COS 106-1
Plant defense strategies as functional traits: Nutrient availiability alters the ecosystem impact of herbivores in Solidago altissima

Thursday, August 13, 2015: 8:00 AM
326, Baltimore Convention Center
Karin T. Burghardt, Ecology and Evolutionary Biology, Yale University, New Haven, CT
Oswald J. Schmitz, School of Forestry and Environmental Studies, Yale University, New Haven, CT

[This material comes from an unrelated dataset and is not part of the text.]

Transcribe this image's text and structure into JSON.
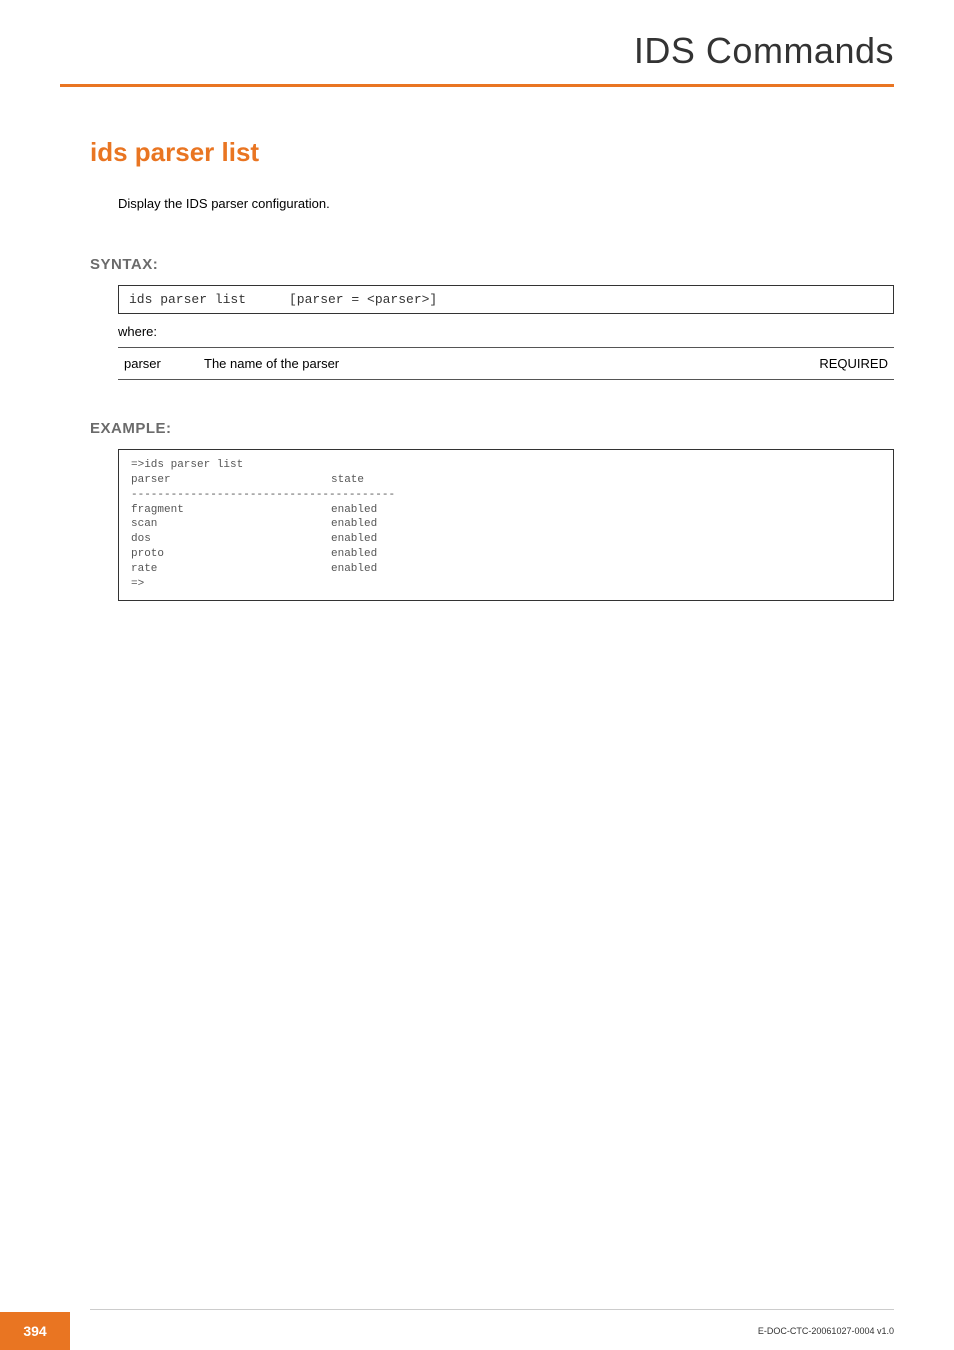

Recently, scientists have become very interested in connecting genetic material to ecosystem processes through plant traits (e.g. genes to ecosystems). However, genetic effects are modified by interactions with the environment that can change phenotypic expression of key traits. If phenotypes are quite plastic than the environment may be a better predictor of the impact of plants on ecosystem processes than genotype. A preliminary greenhouse experiment demonstrated that S. altissima alters plant defense strategies across nutrient environments with characteristic suites of plant trait responses to Melanoplus femurrubrum herbivory (leaf toughness, nutrient content etc.) in each context. Because these traits are also a major determinant of decomposition in ecosystems, plasticity in plant defense strategies across contexts may play a strong role in mediating ecosystem processes. However, it is a challenge to understand how these individual plant responses scale within real ecosystems that are characterized by spatially clumped genotypes and nutrient environments. Here, we present results for a multi-year field mesocosm experiment designed to explicitly test the role of induced plant defense strategies and nutrient environment on ecosystem processes. We planted four genotypes of S. altissima from the greenhouse experiment within raised beds of homogenized soil and then imposed herbivory and nutrient treatments. 


Over the two-year interval of the experiment we monitored the raised beds for changes in plant traits, community dynamics, soil N and C, litter decomposition and microbial biomass. We found that plant trait expression within the field mesocosm experiment mirrored the results in greenhouse experiment with higher resistance at high nutrient levels and tolerance at low nutrient levels and a different magnitude response between genotypes. Herbivory also increased leaf toughness and LMA and occurred in conjunction with below-ground alterations in dynamics such as a decrease in litter decomposition and an increase in soil C mineralization. In addition, laboratory assays are examining how microbial communities with different herbivore and nutrient treatment histories perceive leaf litter from plants grown in different herbivore and nutrient contexts. Taken together, this experiment and decomposition assay presents a comprehensive look at whether phenotypic plasticity in the expression of plant defensive strategies has characteristic impacts on plant functional traits and thus ecosystem processes across contexts. Using this framework, functional traits may be useful tool for linking the evolution of plant defensive syndromes to ecosystem context and possibly bring to light eco-evolutionary feedbacks within old-field ecosystems.